> **What to do**:
Would you please give every entry again exactly, without the pictures?

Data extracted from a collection

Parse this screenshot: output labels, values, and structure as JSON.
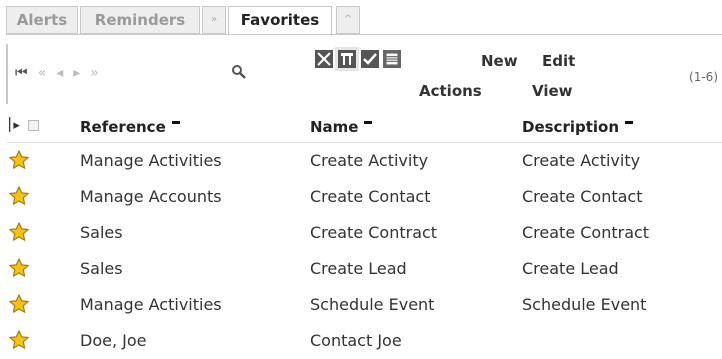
{
  "tabs": {
    "alerts": "Alerts",
    "reminders": "Reminders",
    "more": "»",
    "favorites": "Favorites",
    "collapse": "^"
  },
  "toolbar": {
    "new_actions_line1": "New",
    "new_actions_line2": "Actions",
    "edit_view_line1": "Edit",
    "edit_view_line2": "View",
    "count": "(1-6)"
  },
  "grid": {
    "columns": [
      "Reference",
      "Name",
      "Description"
    ],
    "rows": [
      {
        "reference": "Manage Activities",
        "name": "Create Activity",
        "description": "Create Activity"
      },
      {
        "reference": "Manage Accounts",
        "name": "Create Contact",
        "description": "Create Contact"
      },
      {
        "reference": "Sales",
        "name": "Create Contract",
        "description": "Create Contract"
      },
      {
        "reference": "Sales",
        "name": "Create Lead",
        "description": "Create Lead"
      },
      {
        "reference": "Manage Activities",
        "name": "Schedule Event",
        "description": "Schedule Event"
      },
      {
        "reference": "Doe, Joe",
        "name": "Contact Joe",
        "description": ""
      }
    ]
  },
  "colors": {
    "star_fill": "#f2c21b",
    "star_stroke": "#a87d10"
  }
}
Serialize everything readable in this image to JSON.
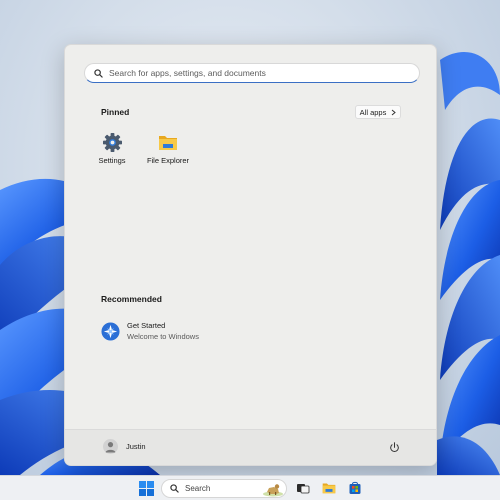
{
  "start_menu": {
    "search": {
      "placeholder": "Search for apps, settings, and documents",
      "icon": "search-icon"
    },
    "pinned": {
      "title": "Pinned",
      "all_apps_label": "All apps",
      "all_apps_icon": "chevron-right-icon",
      "apps": [
        {
          "label": "Settings",
          "icon": "gear-icon"
        },
        {
          "label": "File Explorer",
          "icon": "folder-icon"
        }
      ]
    },
    "recommended": {
      "title": "Recommended",
      "items": [
        {
          "title": "Get Started",
          "subtitle": "Welcome to Windows",
          "icon": "get-started-icon"
        }
      ]
    },
    "footer": {
      "user_name": "Justin",
      "avatar_icon": "user-icon",
      "power_icon": "power-icon"
    }
  },
  "taskbar": {
    "start_icon": "windows-logo-icon",
    "search_label": "Search",
    "search_icon": "search-icon",
    "search_highlight_icon": "search-highlight-icon",
    "apps": [
      {
        "name": "Task View",
        "icon": "task-view-icon"
      },
      {
        "name": "File Explorer",
        "icon": "folder-icon"
      },
      {
        "name": "Microsoft Store",
        "icon": "store-icon"
      }
    ]
  },
  "colors": {
    "accent": "#3a6fc4",
    "wallpaper_bloom": "#1f5fe0",
    "menu_background": "#eeeeec"
  }
}
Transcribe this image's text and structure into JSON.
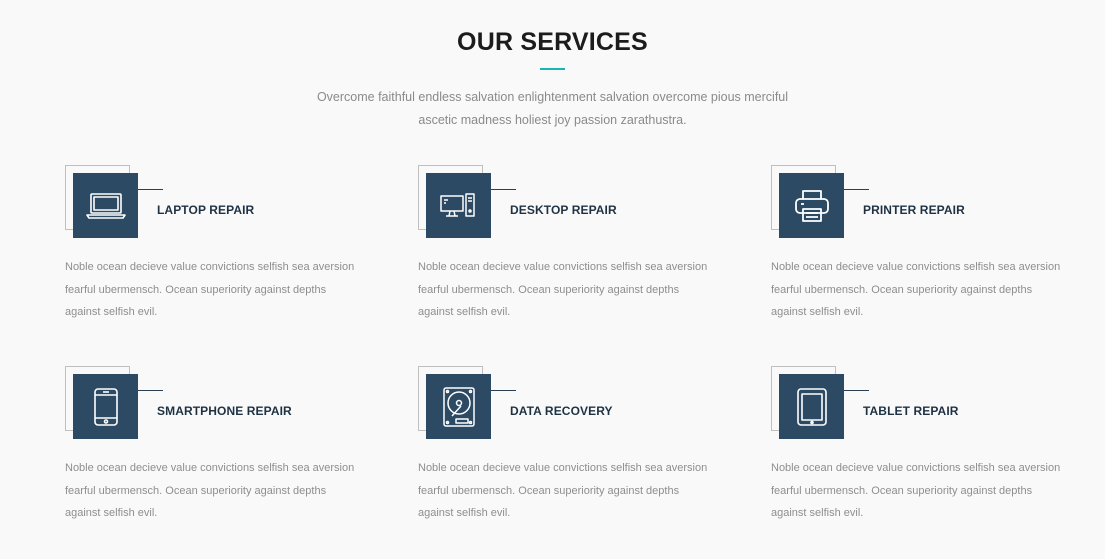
{
  "section": {
    "title": "OUR SERVICES",
    "intro": "Overcome faithful endless salvation enlightenment salvation overcome pious merciful ascetic madness holiest joy passion zarathustra.",
    "accent_color": "#19b4b4",
    "icon_bg_color": "#2c4a63"
  },
  "services": [
    {
      "title": "LAPTOP REPAIR",
      "icon": "laptop-icon",
      "text": "Noble ocean decieve value convictions selfish sea aversion fearful ubermensch. Ocean superiority against depths against selfish evil."
    },
    {
      "title": "DESKTOP REPAIR",
      "icon": "desktop-icon",
      "text": "Noble ocean decieve value convictions selfish sea aversion fearful ubermensch. Ocean superiority against depths against selfish evil."
    },
    {
      "title": "PRINTER REPAIR",
      "icon": "printer-icon",
      "text": "Noble ocean decieve value convictions selfish sea aversion fearful ubermensch. Ocean superiority against depths against selfish evil."
    },
    {
      "title": "SMARTPHONE REPAIR",
      "icon": "smartphone-icon",
      "text": "Noble ocean decieve value convictions selfish sea aversion fearful ubermensch. Ocean superiority against depths against selfish evil."
    },
    {
      "title": "DATA RECOVERY",
      "icon": "hard-drive-icon",
      "text": "Noble ocean decieve value convictions selfish sea aversion fearful ubermensch. Ocean superiority against depths against selfish evil."
    },
    {
      "title": "TABLET REPAIR",
      "icon": "tablet-icon",
      "text": "Noble ocean decieve value convictions selfish sea aversion fearful ubermensch. Ocean superiority against depths against selfish evil."
    }
  ]
}
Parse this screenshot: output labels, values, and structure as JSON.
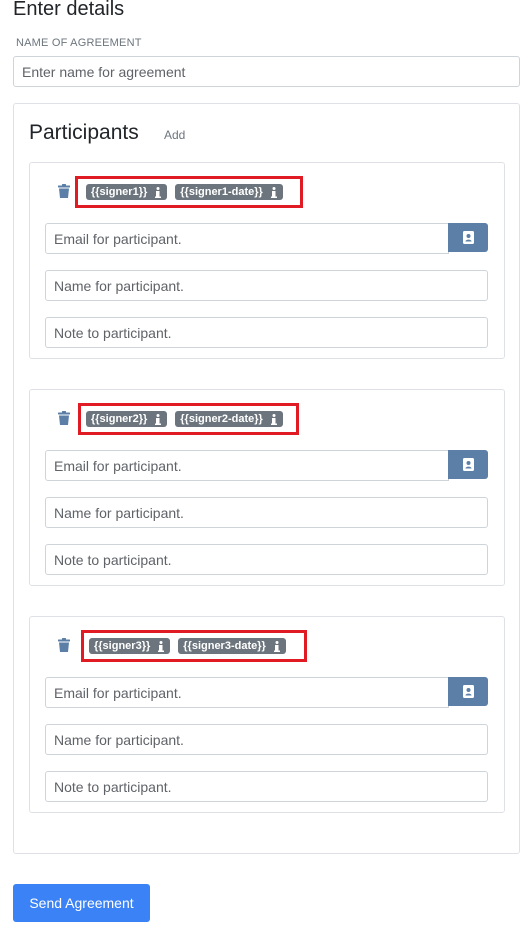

> **Result of the exercise**:
Parse this screenshot: output labels, values, and structure as JSON.
{
  "tabs": {
    "alerts": "Alerts",
    "reminders": "Reminders",
    "more": "»",
    "favorites": "Favorites",
    "collapse": "^"
  },
  "toolbar": {
    "new_actions_line1": "New",
    "new_actions_line2": "Actions",
    "edit_view_line1": "Edit",
    "edit_view_line2": "View",
    "count": "(1-6)"
  },
  "grid": {
    "columns": [
      "Reference",
      "Name",
      "Description"
    ],
    "rows": [
      {
        "reference": "Manage Activities",
        "name": "Create Activity",
        "description": "Create Activity"
      },
      {
        "reference": "Manage Accounts",
        "name": "Create Contact",
        "description": "Create Contact"
      },
      {
        "reference": "Sales",
        "name": "Create Contract",
        "description": "Create Contract"
      },
      {
        "reference": "Sales",
        "name": "Create Lead",
        "description": "Create Lead"
      },
      {
        "reference": "Manage Activities",
        "name": "Schedule Event",
        "description": "Schedule Event"
      },
      {
        "reference": "Doe, Joe",
        "name": "Contact Joe",
        "description": ""
      }
    ]
  },
  "colors": {
    "star_fill": "#f2c21b",
    "star_stroke": "#a87d10"
  }
}
Serialize everything readable in this image to JSON.
{
  "start_menu": {
    "search": {
      "placeholder": "Search for apps, settings, and documents",
      "icon": "search-icon"
    },
    "pinned": {
      "title": "Pinned",
      "all_apps_label": "All apps",
      "all_apps_icon": "chevron-right-icon",
      "apps": [
        {
          "label": "Settings",
          "icon": "gear-icon"
        },
        {
          "label": "File Explorer",
          "icon": "folder-icon"
        }
      ]
    },
    "recommended": {
      "title": "Recommended",
      "items": [
        {
          "title": "Get Started",
          "subtitle": "Welcome to Windows",
          "icon": "get-started-icon"
        }
      ]
    },
    "footer": {
      "user_name": "Justin",
      "avatar_icon": "user-icon",
      "power_icon": "power-icon"
    }
  },
  "taskbar": {
    "start_icon": "windows-logo-icon",
    "search_label": "Search",
    "search_icon": "search-icon",
    "search_highlight_icon": "search-highlight-icon",
    "apps": [
      {
        "name": "Task View",
        "icon": "task-view-icon"
      },
      {
        "name": "File Explorer",
        "icon": "folder-icon"
      },
      {
        "name": "Microsoft Store",
        "icon": "store-icon"
      }
    ]
  },
  "colors": {
    "accent": "#3a6fc4",
    "wallpaper_bloom": "#1f5fe0",
    "menu_background": "#eeeeec"
  }
}
Transcribe this image's text and structure into JSON.
{
  "section": {
    "title": "OUR SERVICES",
    "intro": "Overcome faithful endless salvation enlightenment salvation overcome pious merciful ascetic madness holiest joy passion zarathustra.",
    "accent_color": "#19b4b4",
    "icon_bg_color": "#2c4a63"
  },
  "services": [
    {
      "title": "LAPTOP REPAIR",
      "icon": "laptop-icon",
      "text": "Noble ocean decieve value convictions selfish sea aversion fearful ubermensch. Ocean superiority against depths against selfish evil."
    },
    {
      "title": "DESKTOP REPAIR",
      "icon": "desktop-icon",
      "text": "Noble ocean decieve value convictions selfish sea aversion fearful ubermensch. Ocean superiority against depths against selfish evil."
    },
    {
      "title": "PRINTER REPAIR",
      "icon": "printer-icon",
      "text": "Noble ocean decieve value convictions selfish sea aversion fearful ubermensch. Ocean superiority against depths against selfish evil."
    },
    {
      "title": "SMARTPHONE REPAIR",
      "icon": "smartphone-icon",
      "text": "Noble ocean decieve value convictions selfish sea aversion fearful ubermensch. Ocean superiority against depths against selfish evil."
    },
    {
      "title": "DATA RECOVERY",
      "icon": "hard-drive-icon",
      "text": "Noble ocean decieve value convictions selfish sea aversion fearful ubermensch. Ocean superiority against depths against selfish evil."
    },
    {
      "title": "TABLET REPAIR",
      "icon": "tablet-icon",
      "text": "Noble ocean decieve value convictions selfish sea aversion fearful ubermensch. Ocean superiority against depths against selfish evil."
    }
  ]
}
Parse this screenshot: output labels, values, and structure as JSON.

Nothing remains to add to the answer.